What you should do:
Lines from the one containing "Transcribe this image's" through the final line of the records below are needed, copied exactly, with no pictures.

Study material:
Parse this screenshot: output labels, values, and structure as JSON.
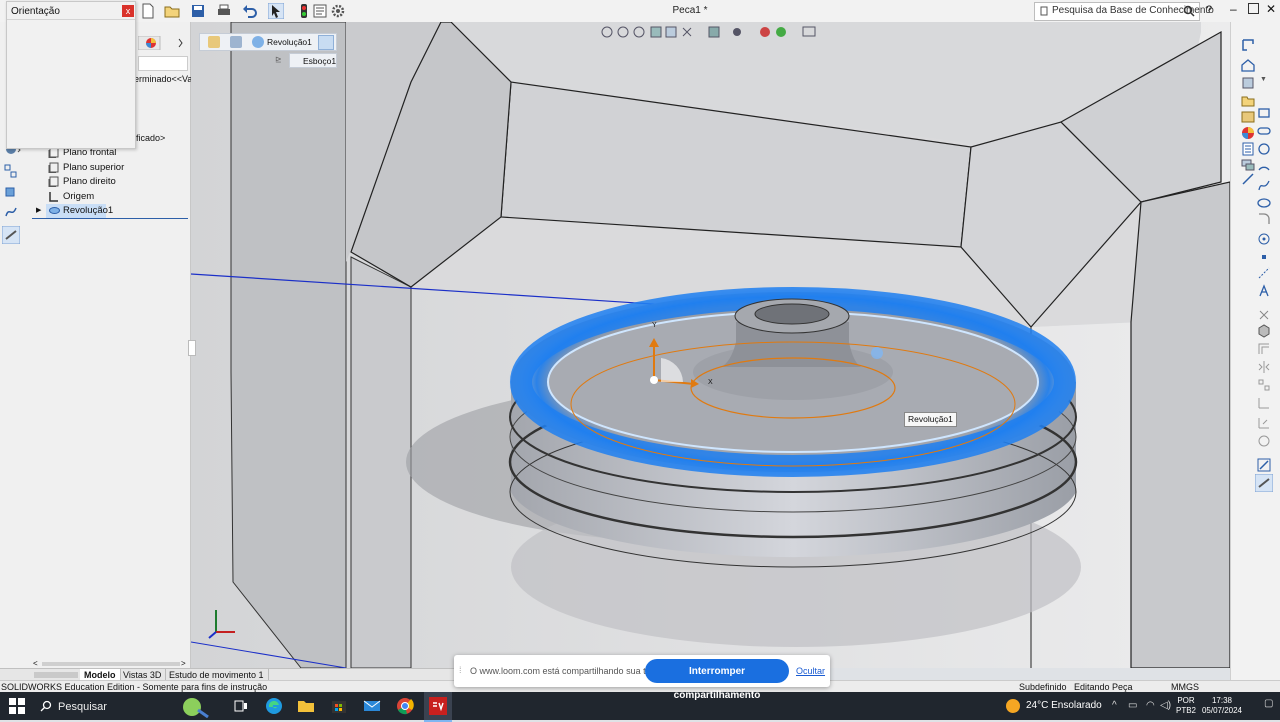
{
  "window": {
    "title": "Peca1 *",
    "search_placeholder": "Pesquisa da Base de Conhecimento",
    "help_label": "?"
  },
  "orientation_panel": {
    "title": "Orientação",
    "close_label": "x"
  },
  "feature_tree": {
    "partial_labels": [
      "erminado<<Va",
      "ificado>"
    ],
    "items": [
      {
        "label": "Plano frontal",
        "icon": "plane-icon"
      },
      {
        "label": "Plano superior",
        "icon": "plane-icon"
      },
      {
        "label": "Plano direito",
        "icon": "plane-icon"
      },
      {
        "label": "Origem",
        "icon": "origin-icon"
      },
      {
        "label": "Revolução1",
        "icon": "revolve-icon",
        "selected": true
      }
    ]
  },
  "breadcrumb": {
    "feature": "Revolução1",
    "sketch": "Esboço1"
  },
  "viewport": {
    "callout": "Revolução1",
    "triad_labels": [
      "Y",
      "X"
    ]
  },
  "bottom_tabs": [
    "Modelo",
    "Vistas 3D",
    "Estudo de movimento 1"
  ],
  "status_bar": {
    "edition": "SOLIDWORKS Education Edition - Somente para fins de instrução",
    "state": "Subdefinido",
    "mode": "Editando Peça",
    "units": "MMGS"
  },
  "share_bar": {
    "message": "O www.loom.com está compartilhando sua tela.",
    "stop_label": "Interromper compartilhamento",
    "hide_label": "Ocultar"
  },
  "taskbar": {
    "search_label": "Pesquisar",
    "weather": "24°C  Ensolarado",
    "lang_line1": "POR",
    "lang_line2": "PTB2",
    "time": "17:38",
    "date": "05/07/2024"
  },
  "colors": {
    "highlight_blue": "#1e7ff0",
    "sketch_orange": "#e07a10",
    "taskbar": "#20262e",
    "share_button": "#1a6fe0"
  }
}
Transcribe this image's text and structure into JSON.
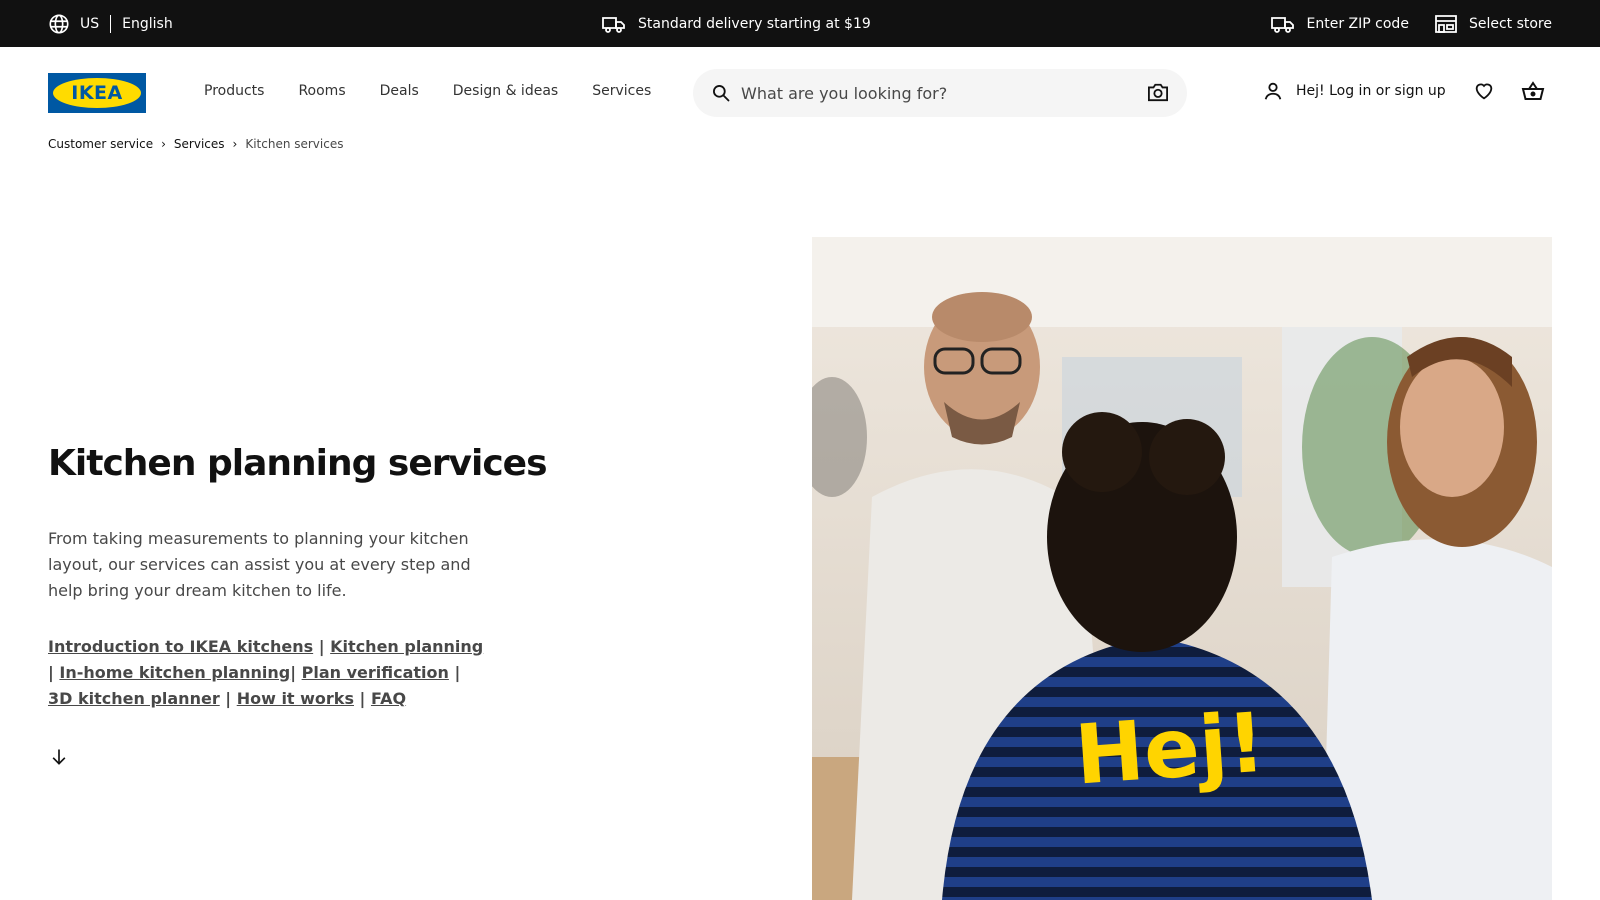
{
  "topbar": {
    "country": "US",
    "language": "English",
    "delivery_text": "Standard delivery starting at $19",
    "zip_label": "Enter ZIP code",
    "store_label": "Select store",
    "icons": [
      "globe-icon",
      "truck-icon",
      "truck-icon",
      "store-icon"
    ]
  },
  "header": {
    "logo_text": "IKEA",
    "nav": [
      "Products",
      "Rooms",
      "Deals",
      "Design & ideas",
      "Services"
    ],
    "search_placeholder": "What are you looking for?",
    "account_label": "Hej! Log in or sign up",
    "icons": [
      "search-icon",
      "camera-icon",
      "user-icon",
      "heart-icon",
      "cart-icon"
    ]
  },
  "breadcrumb": {
    "items": [
      "Customer service",
      "Services"
    ],
    "current": "Kitchen services"
  },
  "hero": {
    "title": "Kitchen planning services",
    "description": "From taking measurements to planning your kitchen layout, our services can assist you at every step and help bring your dream kitchen to life.",
    "links": [
      "Introduction to IKEA kitchens",
      "Kitchen planning",
      "In-home kitchen planning",
      "Plan verification",
      "3D kitchen planner",
      "How it works",
      "FAQ"
    ],
    "photo_shirt_text": "Hej!"
  },
  "colors": {
    "topbar_bg": "#111111",
    "ikea_blue": "#0058a3",
    "ikea_yellow": "#ffdb00",
    "search_bg": "#f5f5f5",
    "text_secondary": "#484848"
  }
}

Solution to this task:
Transcribe this image's text and structure into JSON.
{
  "topbar": {
    "country": "US",
    "language": "English",
    "delivery_text": "Standard delivery starting at $19",
    "zip_label": "Enter ZIP code",
    "store_label": "Select store",
    "icons": [
      "globe-icon",
      "truck-icon",
      "truck-icon",
      "store-icon"
    ]
  },
  "header": {
    "logo_text": "IKEA",
    "nav": [
      "Products",
      "Rooms",
      "Deals",
      "Design & ideas",
      "Services"
    ],
    "search_placeholder": "What are you looking for?",
    "account_label": "Hej! Log in or sign up",
    "icons": [
      "search-icon",
      "camera-icon",
      "user-icon",
      "heart-icon",
      "cart-icon"
    ]
  },
  "breadcrumb": {
    "items": [
      "Customer service",
      "Services"
    ],
    "current": "Kitchen services"
  },
  "hero": {
    "title": "Kitchen planning services",
    "description": "From taking measurements to planning your kitchen layout, our services can assist you at every step and help bring your dream kitchen to life.",
    "links": [
      "Introduction to IKEA kitchens",
      "Kitchen planning",
      "In-home kitchen planning",
      "Plan verification",
      "3D kitchen planner",
      "How it works",
      "FAQ"
    ],
    "photo_shirt_text": "Hej!"
  },
  "colors": {
    "topbar_bg": "#111111",
    "ikea_blue": "#0058a3",
    "ikea_yellow": "#ffdb00",
    "search_bg": "#f5f5f5",
    "text_secondary": "#484848"
  }
}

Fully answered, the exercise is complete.